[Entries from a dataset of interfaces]
----

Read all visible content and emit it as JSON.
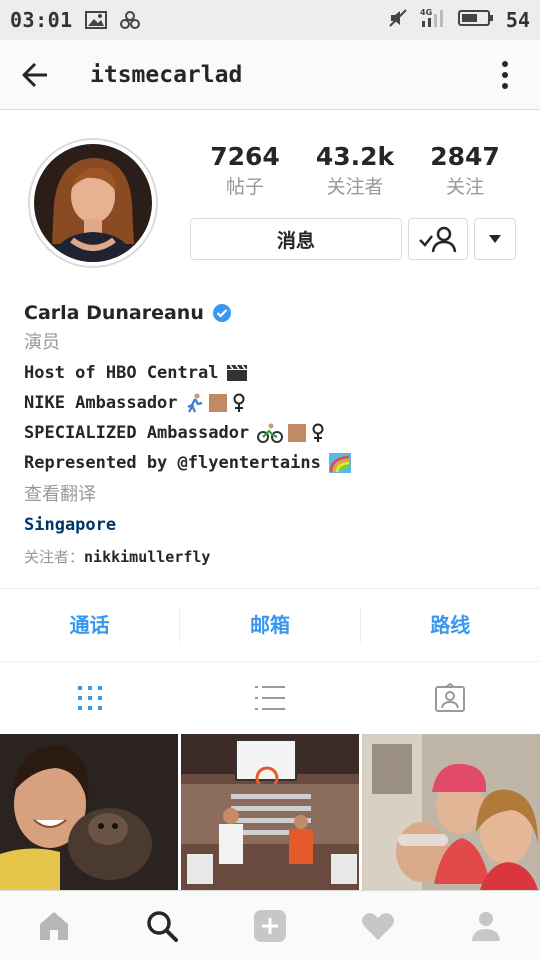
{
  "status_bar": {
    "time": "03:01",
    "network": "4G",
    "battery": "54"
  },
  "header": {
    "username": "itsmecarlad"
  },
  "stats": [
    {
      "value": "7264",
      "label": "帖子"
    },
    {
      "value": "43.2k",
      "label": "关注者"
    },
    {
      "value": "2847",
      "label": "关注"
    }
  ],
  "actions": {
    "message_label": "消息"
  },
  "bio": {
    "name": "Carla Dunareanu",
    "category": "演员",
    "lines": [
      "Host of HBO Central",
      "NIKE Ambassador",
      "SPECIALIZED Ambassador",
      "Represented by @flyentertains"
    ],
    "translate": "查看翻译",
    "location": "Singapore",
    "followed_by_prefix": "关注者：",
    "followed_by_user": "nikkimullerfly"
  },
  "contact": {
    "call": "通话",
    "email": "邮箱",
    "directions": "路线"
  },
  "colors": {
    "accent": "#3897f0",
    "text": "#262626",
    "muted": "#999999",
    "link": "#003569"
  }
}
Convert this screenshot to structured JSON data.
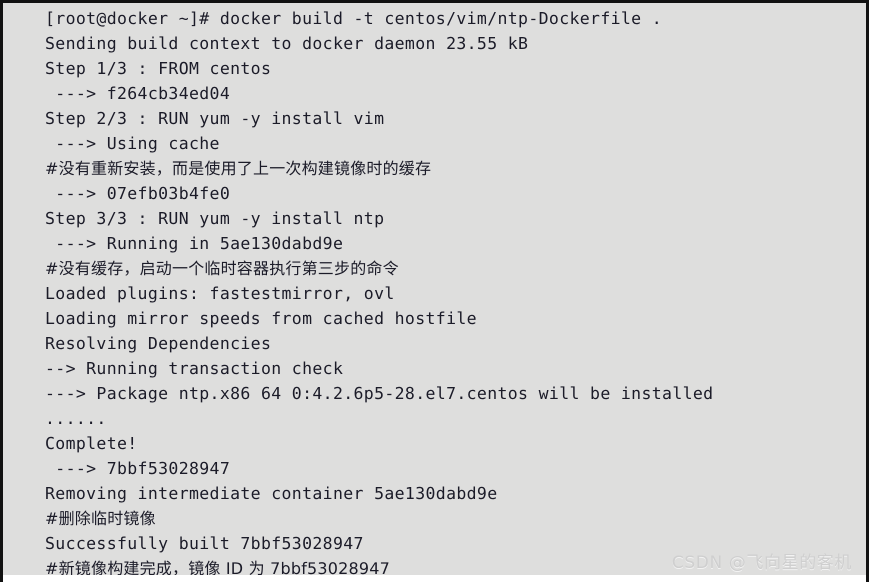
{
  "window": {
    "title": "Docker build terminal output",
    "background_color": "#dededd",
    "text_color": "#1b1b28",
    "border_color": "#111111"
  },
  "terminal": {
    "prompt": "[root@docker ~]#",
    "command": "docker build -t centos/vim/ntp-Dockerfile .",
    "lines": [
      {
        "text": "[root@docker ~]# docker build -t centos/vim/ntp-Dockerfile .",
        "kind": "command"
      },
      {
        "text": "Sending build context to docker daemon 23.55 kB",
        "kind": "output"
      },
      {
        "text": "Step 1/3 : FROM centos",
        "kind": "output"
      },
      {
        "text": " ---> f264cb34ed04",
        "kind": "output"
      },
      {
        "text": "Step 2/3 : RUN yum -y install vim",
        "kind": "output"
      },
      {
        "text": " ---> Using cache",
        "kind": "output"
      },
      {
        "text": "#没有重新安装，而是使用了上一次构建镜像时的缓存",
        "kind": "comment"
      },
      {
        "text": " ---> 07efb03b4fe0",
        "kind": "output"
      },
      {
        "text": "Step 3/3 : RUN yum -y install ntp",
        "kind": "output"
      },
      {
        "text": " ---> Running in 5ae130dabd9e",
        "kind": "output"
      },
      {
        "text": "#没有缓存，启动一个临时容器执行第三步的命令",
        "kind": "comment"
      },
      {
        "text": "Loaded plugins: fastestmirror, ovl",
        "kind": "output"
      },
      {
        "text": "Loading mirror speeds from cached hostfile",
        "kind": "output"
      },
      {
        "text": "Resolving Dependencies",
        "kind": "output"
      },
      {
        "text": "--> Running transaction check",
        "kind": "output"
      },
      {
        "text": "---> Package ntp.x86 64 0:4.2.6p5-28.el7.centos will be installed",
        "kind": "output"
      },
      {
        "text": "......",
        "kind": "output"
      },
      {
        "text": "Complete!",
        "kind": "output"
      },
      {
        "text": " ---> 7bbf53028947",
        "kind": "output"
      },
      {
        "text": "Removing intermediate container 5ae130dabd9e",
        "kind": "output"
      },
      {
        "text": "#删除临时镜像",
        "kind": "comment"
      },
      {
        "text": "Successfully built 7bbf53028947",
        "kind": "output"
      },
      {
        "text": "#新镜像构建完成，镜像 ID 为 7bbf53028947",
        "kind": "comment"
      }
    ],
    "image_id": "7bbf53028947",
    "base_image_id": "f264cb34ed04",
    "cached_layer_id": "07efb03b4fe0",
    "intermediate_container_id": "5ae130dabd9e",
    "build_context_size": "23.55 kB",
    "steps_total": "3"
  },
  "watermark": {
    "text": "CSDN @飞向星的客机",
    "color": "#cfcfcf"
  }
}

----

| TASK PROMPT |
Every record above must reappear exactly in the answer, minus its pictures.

| EXERCISE ANSWER |
Read all visible content and emit it as JSON.
{
  "status_bar": {
    "time": "03:01",
    "network": "4G",
    "battery": "54"
  },
  "header": {
    "username": "itsmecarlad"
  },
  "stats": [
    {
      "value": "7264",
      "label": "帖子"
    },
    {
      "value": "43.2k",
      "label": "关注者"
    },
    {
      "value": "2847",
      "label": "关注"
    }
  ],
  "actions": {
    "message_label": "消息"
  },
  "bio": {
    "name": "Carla Dunareanu",
    "category": "演员",
    "lines": [
      "Host of HBO Central",
      "NIKE Ambassador",
      "SPECIALIZED Ambassador",
      "Represented by @flyentertains"
    ],
    "translate": "查看翻译",
    "location": "Singapore",
    "followed_by_prefix": "关注者：",
    "followed_by_user": "nikkimullerfly"
  },
  "contact": {
    "call": "通话",
    "email": "邮箱",
    "directions": "路线"
  },
  "colors": {
    "accent": "#3897f0",
    "text": "#262626",
    "muted": "#999999",
    "link": "#003569"
  }
}
Convert this screenshot to structured JSON data.
{
  "window": {
    "title": "Docker build terminal output",
    "background_color": "#dededd",
    "text_color": "#1b1b28",
    "border_color": "#111111"
  },
  "terminal": {
    "prompt": "[root@docker ~]#",
    "command": "docker build -t centos/vim/ntp-Dockerfile .",
    "lines": [
      {
        "text": "[root@docker ~]# docker build -t centos/vim/ntp-Dockerfile .",
        "kind": "command"
      },
      {
        "text": "Sending build context to docker daemon 23.55 kB",
        "kind": "output"
      },
      {
        "text": "Step 1/3 : FROM centos",
        "kind": "output"
      },
      {
        "text": " ---> f264cb34ed04",
        "kind": "output"
      },
      {
        "text": "Step 2/3 : RUN yum -y install vim",
        "kind": "output"
      },
      {
        "text": " ---> Using cache",
        "kind": "output"
      },
      {
        "text": "#没有重新安装，而是使用了上一次构建镜像时的缓存",
        "kind": "comment"
      },
      {
        "text": " ---> 07efb03b4fe0",
        "kind": "output"
      },
      {
        "text": "Step 3/3 : RUN yum -y install ntp",
        "kind": "output"
      },
      {
        "text": " ---> Running in 5ae130dabd9e",
        "kind": "output"
      },
      {
        "text": "#没有缓存，启动一个临时容器执行第三步的命令",
        "kind": "comment"
      },
      {
        "text": "Loaded plugins: fastestmirror, ovl",
        "kind": "output"
      },
      {
        "text": "Loading mirror speeds from cached hostfile",
        "kind": "output"
      },
      {
        "text": "Resolving Dependencies",
        "kind": "output"
      },
      {
        "text": "--> Running transaction check",
        "kind": "output"
      },
      {
        "text": "---> Package ntp.x86 64 0:4.2.6p5-28.el7.centos will be installed",
        "kind": "output"
      },
      {
        "text": "......",
        "kind": "output"
      },
      {
        "text": "Complete!",
        "kind": "output"
      },
      {
        "text": " ---> 7bbf53028947",
        "kind": "output"
      },
      {
        "text": "Removing intermediate container 5ae130dabd9e",
        "kind": "output"
      },
      {
        "text": "#删除临时镜像",
        "kind": "comment"
      },
      {
        "text": "Successfully built 7bbf53028947",
        "kind": "output"
      },
      {
        "text": "#新镜像构建完成，镜像 ID 为 7bbf53028947",
        "kind": "comment"
      }
    ],
    "image_id": "7bbf53028947",
    "base_image_id": "f264cb34ed04",
    "cached_layer_id": "07efb03b4fe0",
    "intermediate_container_id": "5ae130dabd9e",
    "build_context_size": "23.55 kB",
    "steps_total": "3"
  },
  "watermark": {
    "text": "CSDN @飞向星的客机",
    "color": "#cfcfcf"
  }
}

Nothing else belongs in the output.